Radio star gazing gets European boost
Plugging the Hubble-James Webb gap
This week sees the launch of RadioNet - a three-pronged programme to boost European radio astronomy.
Using a big chunk of EC funding, the programme unites a broad group of institutes to collaborate in research and to improve communication within the astonomy community.
Organisers hope it will prepare the European radio astronomers for the next generation of telescopes and arrays currently being planned and built. This will require a more co-ordinated approach from the community, if observers are to get the most out of the new facilities.
A prime objective is to encourage more communication between astronomers working at different wavelengths - from X-ray, radio and infrared to the optical range. Collaboration on this scale will be vital to fill the gap between Hubble and the launch of the James Webb space telescope in 2011.
The first part of the programme, Trans-National Access, aims to increase the number of European radio-astronomers using the many radio telescopes run by Europe, including the 217-km MERLIN array in the UK and the James Clark Maxwell Telescope in Hawaii. The programme will cover the running costs of the facility and the travel expenses of the astronomers.
The next strand is a trio of technical R&D initiatives aimed at improving the useability, efficiency and scope of radio astronomy. More details here.
RadioNet will provide networking opportunities for radio, and other, astronomers.

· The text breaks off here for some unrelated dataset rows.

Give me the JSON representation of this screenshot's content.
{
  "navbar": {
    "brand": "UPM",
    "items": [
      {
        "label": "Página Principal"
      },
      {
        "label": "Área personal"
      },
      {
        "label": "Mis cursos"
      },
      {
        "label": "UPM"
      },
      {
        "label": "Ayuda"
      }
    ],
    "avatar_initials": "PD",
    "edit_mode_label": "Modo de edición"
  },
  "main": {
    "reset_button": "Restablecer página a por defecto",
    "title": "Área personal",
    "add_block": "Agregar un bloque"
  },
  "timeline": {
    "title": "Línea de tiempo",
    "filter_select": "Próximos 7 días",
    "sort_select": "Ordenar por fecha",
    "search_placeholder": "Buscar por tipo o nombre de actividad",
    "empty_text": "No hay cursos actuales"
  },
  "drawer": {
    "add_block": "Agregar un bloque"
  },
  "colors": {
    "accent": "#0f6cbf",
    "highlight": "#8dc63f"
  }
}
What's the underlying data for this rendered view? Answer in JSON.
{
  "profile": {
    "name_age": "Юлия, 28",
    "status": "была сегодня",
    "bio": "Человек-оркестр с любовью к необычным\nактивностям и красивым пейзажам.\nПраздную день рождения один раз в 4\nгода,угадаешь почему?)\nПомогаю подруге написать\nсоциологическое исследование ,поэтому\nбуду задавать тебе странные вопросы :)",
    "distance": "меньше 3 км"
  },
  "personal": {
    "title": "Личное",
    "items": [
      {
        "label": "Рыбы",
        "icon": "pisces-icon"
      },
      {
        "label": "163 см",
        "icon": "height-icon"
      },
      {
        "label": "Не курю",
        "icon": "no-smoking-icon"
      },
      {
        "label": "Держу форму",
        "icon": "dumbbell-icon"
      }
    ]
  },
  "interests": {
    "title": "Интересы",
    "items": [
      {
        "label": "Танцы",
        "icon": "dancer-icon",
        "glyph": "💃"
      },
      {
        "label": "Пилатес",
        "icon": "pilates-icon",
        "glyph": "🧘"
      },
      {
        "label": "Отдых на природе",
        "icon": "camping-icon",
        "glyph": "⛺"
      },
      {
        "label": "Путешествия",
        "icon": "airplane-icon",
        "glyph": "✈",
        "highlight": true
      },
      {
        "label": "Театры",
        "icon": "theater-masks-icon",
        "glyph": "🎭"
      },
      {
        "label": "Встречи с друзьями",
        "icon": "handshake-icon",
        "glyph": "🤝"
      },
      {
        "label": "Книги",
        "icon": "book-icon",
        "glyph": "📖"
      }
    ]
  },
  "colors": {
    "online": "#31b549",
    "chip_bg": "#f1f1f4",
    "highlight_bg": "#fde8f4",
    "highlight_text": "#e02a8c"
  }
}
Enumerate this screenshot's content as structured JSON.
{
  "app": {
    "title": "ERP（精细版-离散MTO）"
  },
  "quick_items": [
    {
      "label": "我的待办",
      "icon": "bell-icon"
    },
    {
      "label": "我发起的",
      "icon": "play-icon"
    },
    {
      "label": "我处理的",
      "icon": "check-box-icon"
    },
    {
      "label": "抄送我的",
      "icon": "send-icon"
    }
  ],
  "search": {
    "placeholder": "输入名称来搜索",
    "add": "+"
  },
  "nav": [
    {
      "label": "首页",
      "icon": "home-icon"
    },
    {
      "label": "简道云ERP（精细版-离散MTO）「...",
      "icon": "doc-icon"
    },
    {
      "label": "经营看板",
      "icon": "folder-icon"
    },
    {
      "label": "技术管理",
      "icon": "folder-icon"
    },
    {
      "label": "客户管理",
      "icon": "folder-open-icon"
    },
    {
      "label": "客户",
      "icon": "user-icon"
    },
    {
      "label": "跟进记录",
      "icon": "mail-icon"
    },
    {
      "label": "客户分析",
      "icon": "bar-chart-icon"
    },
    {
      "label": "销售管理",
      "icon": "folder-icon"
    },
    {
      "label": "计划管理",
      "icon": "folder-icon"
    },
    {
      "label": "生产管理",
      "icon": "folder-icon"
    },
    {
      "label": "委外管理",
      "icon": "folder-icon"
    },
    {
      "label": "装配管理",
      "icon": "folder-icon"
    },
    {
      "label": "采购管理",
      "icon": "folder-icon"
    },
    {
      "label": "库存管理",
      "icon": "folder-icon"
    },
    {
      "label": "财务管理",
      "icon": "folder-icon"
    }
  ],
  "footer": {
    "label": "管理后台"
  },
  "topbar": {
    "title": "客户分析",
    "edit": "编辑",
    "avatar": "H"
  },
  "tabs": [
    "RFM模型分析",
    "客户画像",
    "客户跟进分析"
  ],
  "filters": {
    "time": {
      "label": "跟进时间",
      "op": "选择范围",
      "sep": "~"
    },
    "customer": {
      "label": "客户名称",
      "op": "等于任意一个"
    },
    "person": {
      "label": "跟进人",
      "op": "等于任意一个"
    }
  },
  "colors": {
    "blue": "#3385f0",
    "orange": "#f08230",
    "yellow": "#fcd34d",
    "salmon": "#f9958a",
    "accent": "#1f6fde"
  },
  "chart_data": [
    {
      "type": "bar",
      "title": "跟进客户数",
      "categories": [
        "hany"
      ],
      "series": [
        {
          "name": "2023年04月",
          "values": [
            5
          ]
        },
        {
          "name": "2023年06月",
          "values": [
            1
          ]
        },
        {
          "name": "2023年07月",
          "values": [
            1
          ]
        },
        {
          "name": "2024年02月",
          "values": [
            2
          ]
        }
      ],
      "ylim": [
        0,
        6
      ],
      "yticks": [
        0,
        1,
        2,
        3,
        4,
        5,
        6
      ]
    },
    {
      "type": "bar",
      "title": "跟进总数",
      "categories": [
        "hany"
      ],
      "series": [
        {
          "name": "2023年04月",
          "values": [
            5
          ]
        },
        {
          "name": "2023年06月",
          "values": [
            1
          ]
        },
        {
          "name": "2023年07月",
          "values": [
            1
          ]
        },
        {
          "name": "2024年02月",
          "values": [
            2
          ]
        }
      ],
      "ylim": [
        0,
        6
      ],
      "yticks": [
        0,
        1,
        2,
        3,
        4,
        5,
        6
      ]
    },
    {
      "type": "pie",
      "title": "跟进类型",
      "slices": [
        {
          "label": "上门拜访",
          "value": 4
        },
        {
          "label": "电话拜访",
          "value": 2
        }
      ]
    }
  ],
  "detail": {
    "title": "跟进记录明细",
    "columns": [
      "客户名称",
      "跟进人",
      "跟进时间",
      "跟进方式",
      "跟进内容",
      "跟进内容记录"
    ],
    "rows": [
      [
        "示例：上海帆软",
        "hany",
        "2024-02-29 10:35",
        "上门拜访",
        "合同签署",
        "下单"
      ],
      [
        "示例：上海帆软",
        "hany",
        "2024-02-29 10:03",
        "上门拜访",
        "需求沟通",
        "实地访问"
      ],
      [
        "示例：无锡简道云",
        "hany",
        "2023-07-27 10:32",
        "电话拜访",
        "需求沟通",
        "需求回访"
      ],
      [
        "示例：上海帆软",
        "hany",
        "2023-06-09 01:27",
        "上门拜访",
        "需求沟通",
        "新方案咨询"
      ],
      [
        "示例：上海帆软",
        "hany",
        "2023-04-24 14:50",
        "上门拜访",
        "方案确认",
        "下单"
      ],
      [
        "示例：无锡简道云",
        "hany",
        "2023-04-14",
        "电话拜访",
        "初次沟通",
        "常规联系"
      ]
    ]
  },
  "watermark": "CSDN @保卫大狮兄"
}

Among other things, it will fund science and engineering workshops, working visits between institutes and training schools.
RadioNet has 20 partners ranging from radio telescope facility operators to laboratories specialising in micro-electronics, MMIC design and constructing super-conducting components.
The first RadioNet-funded workshop: 'Dense Molecular Gas around Protostars and Galactic Nuclei', was held on 17-20 February in the Netherlands. ®